WHAT IS BEING ASKED
An exact copy of every record below is needed, with the pictures left out.

RECORDS FOR THIS TASK
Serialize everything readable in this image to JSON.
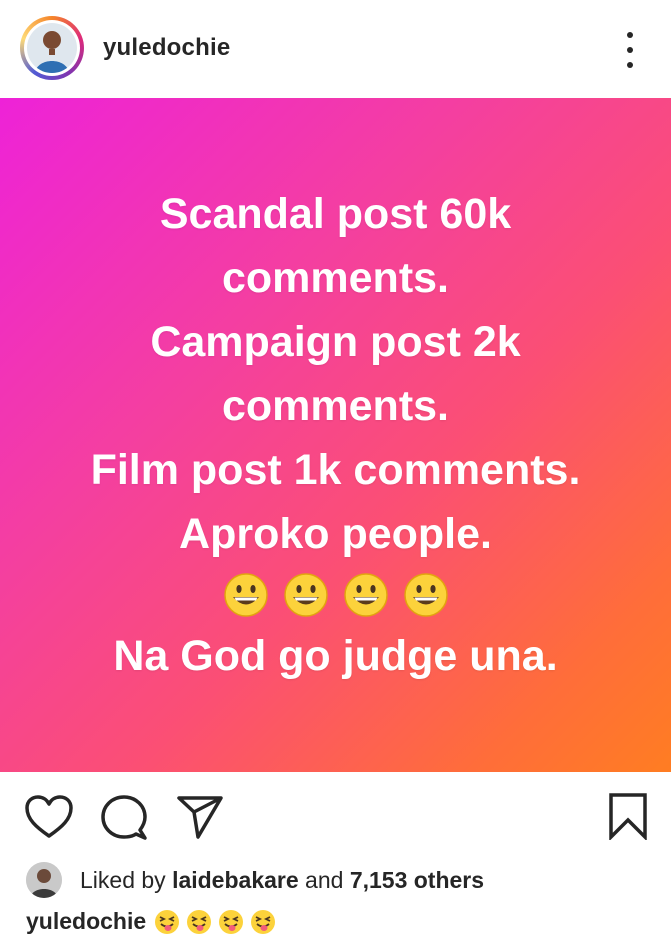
{
  "header": {
    "username": "yuledochie",
    "avatar_icon": "profile-avatar",
    "more_icon": "more-options-icon"
  },
  "post": {
    "lines": [
      "Scandal post 60k",
      "comments.",
      "Campaign post 2k",
      "comments.",
      "Film post 1k comments.",
      "Aproko people."
    ],
    "emoji_count": 4,
    "emoji_name": "grinning-face",
    "last_line": "Na God go judge una.",
    "colors": {
      "gradient_start": "#ee22d8",
      "gradient_end": "#ff7d22",
      "text": "#ffffff"
    }
  },
  "actions": {
    "like_icon": "heart-icon",
    "comment_icon": "comment-icon",
    "share_icon": "send-icon",
    "save_icon": "bookmark-icon"
  },
  "likes": {
    "prefix": "Liked by",
    "user": "laidebakare",
    "and": "and",
    "others": "7,153 others"
  },
  "caption": {
    "username": "yuledochie",
    "emoji_count": 4,
    "emoji_name": "squinting-tongue-face"
  }
}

TASK ANSWER
Serialize everything readable in this image to JSON.
{
  "header": {
    "username": "yuledochie",
    "avatar_icon": "profile-avatar",
    "more_icon": "more-options-icon"
  },
  "post": {
    "lines": [
      "Scandal post 60k",
      "comments.",
      "Campaign post 2k",
      "comments.",
      "Film post 1k comments.",
      "Aproko people."
    ],
    "emoji_count": 4,
    "emoji_name": "grinning-face",
    "last_line": "Na God go judge una.",
    "colors": {
      "gradient_start": "#ee22d8",
      "gradient_end": "#ff7d22",
      "text": "#ffffff"
    }
  },
  "actions": {
    "like_icon": "heart-icon",
    "comment_icon": "comment-icon",
    "share_icon": "send-icon",
    "save_icon": "bookmark-icon"
  },
  "likes": {
    "prefix": "Liked by",
    "user": "laidebakare",
    "and": "and",
    "others": "7,153 others"
  },
  "caption": {
    "username": "yuledochie",
    "emoji_count": 4,
    "emoji_name": "squinting-tongue-face"
  }
}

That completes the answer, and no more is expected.